Task brief: For the records that follow, say how many lines have the word "Camera" in them. Write the number and nothing more.

Content starts

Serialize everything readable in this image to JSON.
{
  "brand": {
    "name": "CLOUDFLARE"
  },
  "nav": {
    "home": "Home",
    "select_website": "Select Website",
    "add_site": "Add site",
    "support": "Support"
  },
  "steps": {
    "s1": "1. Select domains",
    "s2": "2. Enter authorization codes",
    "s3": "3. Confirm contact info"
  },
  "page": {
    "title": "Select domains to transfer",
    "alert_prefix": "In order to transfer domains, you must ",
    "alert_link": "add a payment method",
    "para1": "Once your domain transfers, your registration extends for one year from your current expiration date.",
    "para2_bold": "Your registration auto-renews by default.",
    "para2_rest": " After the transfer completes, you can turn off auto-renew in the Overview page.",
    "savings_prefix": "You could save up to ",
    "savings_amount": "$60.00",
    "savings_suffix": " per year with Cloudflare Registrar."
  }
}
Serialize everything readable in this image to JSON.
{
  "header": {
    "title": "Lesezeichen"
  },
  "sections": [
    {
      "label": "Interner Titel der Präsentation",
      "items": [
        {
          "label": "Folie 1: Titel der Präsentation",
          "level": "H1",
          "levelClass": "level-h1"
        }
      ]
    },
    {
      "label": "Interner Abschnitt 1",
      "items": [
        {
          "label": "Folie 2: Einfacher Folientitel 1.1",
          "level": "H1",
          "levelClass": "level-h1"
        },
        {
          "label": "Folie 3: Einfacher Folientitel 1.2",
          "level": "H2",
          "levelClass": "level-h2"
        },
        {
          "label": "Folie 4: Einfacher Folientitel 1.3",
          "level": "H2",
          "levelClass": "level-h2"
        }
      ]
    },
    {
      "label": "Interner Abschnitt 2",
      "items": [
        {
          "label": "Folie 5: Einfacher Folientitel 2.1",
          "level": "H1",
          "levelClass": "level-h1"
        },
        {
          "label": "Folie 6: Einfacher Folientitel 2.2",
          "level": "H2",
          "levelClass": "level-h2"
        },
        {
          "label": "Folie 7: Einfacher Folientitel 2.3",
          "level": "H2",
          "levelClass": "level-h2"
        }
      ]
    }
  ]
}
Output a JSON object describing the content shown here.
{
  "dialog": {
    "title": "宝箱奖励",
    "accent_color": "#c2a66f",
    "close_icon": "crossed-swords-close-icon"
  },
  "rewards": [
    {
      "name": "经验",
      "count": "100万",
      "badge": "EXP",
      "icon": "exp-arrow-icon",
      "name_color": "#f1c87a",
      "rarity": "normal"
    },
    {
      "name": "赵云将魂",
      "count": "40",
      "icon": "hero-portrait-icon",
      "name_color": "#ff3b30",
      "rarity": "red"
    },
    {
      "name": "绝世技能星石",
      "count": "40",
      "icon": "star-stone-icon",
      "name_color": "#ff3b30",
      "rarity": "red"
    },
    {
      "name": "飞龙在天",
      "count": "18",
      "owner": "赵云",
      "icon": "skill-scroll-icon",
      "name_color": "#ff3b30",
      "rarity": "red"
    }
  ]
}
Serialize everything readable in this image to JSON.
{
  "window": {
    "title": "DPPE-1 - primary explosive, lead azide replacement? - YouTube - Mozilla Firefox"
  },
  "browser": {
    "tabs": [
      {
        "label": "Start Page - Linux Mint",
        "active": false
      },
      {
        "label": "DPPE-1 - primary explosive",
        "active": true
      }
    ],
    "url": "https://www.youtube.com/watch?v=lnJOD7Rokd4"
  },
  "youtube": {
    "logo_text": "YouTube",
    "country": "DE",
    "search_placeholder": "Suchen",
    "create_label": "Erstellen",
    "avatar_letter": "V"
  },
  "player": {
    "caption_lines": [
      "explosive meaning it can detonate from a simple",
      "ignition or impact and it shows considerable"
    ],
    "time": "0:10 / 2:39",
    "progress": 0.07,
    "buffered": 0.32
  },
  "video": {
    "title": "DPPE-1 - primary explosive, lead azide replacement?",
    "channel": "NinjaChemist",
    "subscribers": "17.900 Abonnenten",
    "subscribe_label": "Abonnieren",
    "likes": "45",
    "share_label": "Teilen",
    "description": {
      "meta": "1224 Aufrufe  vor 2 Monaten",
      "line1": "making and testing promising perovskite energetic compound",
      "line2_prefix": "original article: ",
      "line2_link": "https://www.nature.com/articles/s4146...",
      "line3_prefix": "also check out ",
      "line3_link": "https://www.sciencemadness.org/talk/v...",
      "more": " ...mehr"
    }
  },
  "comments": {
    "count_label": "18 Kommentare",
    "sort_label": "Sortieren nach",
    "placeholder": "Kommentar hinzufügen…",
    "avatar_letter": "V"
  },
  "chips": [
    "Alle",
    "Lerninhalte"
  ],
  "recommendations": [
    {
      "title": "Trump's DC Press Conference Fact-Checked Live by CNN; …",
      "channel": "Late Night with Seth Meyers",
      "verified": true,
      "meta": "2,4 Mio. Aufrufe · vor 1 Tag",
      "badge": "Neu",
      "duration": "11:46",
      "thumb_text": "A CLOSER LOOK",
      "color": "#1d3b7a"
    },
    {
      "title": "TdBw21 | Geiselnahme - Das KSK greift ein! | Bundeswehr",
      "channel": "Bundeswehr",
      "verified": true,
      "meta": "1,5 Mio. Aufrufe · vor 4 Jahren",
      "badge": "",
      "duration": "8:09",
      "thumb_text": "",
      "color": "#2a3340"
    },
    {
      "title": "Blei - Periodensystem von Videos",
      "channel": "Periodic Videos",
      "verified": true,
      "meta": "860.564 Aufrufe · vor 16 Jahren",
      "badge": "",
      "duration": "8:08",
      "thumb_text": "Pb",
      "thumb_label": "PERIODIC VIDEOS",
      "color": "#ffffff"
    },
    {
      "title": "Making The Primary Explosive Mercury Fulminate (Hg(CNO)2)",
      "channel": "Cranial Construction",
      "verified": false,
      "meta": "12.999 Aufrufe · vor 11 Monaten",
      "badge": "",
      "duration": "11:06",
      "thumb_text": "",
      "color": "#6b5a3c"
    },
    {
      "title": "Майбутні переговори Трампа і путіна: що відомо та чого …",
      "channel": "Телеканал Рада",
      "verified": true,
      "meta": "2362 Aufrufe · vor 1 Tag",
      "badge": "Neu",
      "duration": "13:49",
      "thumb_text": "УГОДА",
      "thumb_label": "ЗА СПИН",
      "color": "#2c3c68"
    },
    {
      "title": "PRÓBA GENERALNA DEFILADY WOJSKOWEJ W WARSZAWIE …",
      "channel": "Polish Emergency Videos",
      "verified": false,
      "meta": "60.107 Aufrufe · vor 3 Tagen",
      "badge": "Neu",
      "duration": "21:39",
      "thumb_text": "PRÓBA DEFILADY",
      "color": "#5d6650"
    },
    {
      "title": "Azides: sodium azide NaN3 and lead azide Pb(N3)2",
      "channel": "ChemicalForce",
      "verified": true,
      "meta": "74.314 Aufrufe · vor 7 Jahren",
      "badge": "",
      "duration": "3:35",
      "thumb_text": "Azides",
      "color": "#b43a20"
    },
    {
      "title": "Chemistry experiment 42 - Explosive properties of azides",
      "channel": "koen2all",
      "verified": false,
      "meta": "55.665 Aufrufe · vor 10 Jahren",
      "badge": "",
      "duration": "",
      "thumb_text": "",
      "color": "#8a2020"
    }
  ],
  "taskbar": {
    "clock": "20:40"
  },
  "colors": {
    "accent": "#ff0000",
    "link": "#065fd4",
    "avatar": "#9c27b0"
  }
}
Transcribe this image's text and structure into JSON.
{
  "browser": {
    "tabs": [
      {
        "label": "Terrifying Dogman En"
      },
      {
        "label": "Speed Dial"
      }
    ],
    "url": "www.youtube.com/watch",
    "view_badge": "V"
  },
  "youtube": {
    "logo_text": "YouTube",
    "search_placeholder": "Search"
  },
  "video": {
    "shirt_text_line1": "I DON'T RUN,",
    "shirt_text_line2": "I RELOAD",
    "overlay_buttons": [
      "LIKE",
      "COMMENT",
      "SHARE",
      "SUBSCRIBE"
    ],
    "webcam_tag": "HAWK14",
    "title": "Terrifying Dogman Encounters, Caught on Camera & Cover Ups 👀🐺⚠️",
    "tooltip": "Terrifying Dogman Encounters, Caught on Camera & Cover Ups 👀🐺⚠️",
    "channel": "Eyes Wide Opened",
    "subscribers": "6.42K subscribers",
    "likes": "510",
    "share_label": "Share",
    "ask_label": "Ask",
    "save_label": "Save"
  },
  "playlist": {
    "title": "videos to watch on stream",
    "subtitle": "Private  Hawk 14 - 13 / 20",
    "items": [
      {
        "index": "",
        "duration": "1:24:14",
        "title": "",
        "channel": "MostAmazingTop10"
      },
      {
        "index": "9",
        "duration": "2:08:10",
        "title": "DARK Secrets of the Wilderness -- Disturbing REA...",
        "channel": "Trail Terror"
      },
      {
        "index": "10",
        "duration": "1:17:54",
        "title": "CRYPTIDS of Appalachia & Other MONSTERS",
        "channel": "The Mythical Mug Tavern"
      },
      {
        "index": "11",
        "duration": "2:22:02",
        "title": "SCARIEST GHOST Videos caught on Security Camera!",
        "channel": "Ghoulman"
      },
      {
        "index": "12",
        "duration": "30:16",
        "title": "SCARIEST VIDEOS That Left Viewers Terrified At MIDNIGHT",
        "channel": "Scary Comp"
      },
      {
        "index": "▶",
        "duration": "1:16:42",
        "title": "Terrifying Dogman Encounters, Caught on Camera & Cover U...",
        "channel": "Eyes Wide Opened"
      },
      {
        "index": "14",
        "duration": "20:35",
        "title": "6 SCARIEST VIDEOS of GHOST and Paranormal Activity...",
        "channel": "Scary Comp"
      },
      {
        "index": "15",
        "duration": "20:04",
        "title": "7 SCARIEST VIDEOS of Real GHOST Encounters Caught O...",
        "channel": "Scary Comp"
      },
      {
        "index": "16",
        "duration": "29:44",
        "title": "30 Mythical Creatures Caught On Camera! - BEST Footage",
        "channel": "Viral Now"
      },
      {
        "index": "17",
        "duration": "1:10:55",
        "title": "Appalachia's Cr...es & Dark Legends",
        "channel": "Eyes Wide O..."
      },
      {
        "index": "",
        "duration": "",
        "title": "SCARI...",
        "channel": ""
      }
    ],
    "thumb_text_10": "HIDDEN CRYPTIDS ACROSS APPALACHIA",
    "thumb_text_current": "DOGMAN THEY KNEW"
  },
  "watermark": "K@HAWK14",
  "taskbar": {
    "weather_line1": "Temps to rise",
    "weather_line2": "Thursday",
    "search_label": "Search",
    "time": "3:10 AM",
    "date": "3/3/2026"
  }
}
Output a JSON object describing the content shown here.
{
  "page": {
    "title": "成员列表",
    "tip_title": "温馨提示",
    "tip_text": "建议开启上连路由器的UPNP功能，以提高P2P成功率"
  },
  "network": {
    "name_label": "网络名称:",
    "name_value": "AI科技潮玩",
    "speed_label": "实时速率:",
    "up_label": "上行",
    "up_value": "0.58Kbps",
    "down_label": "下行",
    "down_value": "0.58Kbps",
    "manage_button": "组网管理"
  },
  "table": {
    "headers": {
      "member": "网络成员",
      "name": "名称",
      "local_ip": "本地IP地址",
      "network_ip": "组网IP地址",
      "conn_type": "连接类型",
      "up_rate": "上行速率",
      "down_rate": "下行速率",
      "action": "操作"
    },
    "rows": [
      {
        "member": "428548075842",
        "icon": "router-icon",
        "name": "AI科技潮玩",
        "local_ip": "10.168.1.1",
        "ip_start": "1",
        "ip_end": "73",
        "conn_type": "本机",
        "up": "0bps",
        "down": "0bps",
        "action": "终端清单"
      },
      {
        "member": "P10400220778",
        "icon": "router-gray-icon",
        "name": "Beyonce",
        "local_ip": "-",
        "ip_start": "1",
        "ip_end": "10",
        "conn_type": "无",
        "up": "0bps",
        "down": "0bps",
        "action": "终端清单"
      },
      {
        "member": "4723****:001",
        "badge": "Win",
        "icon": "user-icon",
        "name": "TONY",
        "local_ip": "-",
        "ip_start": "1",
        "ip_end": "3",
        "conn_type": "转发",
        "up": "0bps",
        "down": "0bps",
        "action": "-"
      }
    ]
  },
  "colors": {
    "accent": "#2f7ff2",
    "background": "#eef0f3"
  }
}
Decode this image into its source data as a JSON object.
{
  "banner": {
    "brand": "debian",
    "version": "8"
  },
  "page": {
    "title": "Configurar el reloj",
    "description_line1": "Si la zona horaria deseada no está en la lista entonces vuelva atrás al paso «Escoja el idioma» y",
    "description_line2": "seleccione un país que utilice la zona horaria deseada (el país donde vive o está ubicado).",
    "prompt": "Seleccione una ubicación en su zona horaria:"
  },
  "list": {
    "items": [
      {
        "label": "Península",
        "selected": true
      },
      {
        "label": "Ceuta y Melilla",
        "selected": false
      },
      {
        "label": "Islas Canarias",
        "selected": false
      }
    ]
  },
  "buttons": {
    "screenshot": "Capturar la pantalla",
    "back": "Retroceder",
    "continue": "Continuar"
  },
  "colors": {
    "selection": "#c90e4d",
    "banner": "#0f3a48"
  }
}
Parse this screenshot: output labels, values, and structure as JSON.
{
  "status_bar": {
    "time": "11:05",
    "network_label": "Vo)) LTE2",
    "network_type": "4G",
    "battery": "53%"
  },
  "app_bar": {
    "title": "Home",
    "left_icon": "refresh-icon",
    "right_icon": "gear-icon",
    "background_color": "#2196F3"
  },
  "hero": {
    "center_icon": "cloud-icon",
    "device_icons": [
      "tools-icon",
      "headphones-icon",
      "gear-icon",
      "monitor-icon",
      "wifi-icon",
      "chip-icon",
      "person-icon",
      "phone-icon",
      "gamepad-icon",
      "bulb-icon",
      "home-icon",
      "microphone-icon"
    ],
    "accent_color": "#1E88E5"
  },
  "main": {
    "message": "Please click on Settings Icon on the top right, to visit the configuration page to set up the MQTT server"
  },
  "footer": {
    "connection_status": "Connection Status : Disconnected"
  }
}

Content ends

Result: 5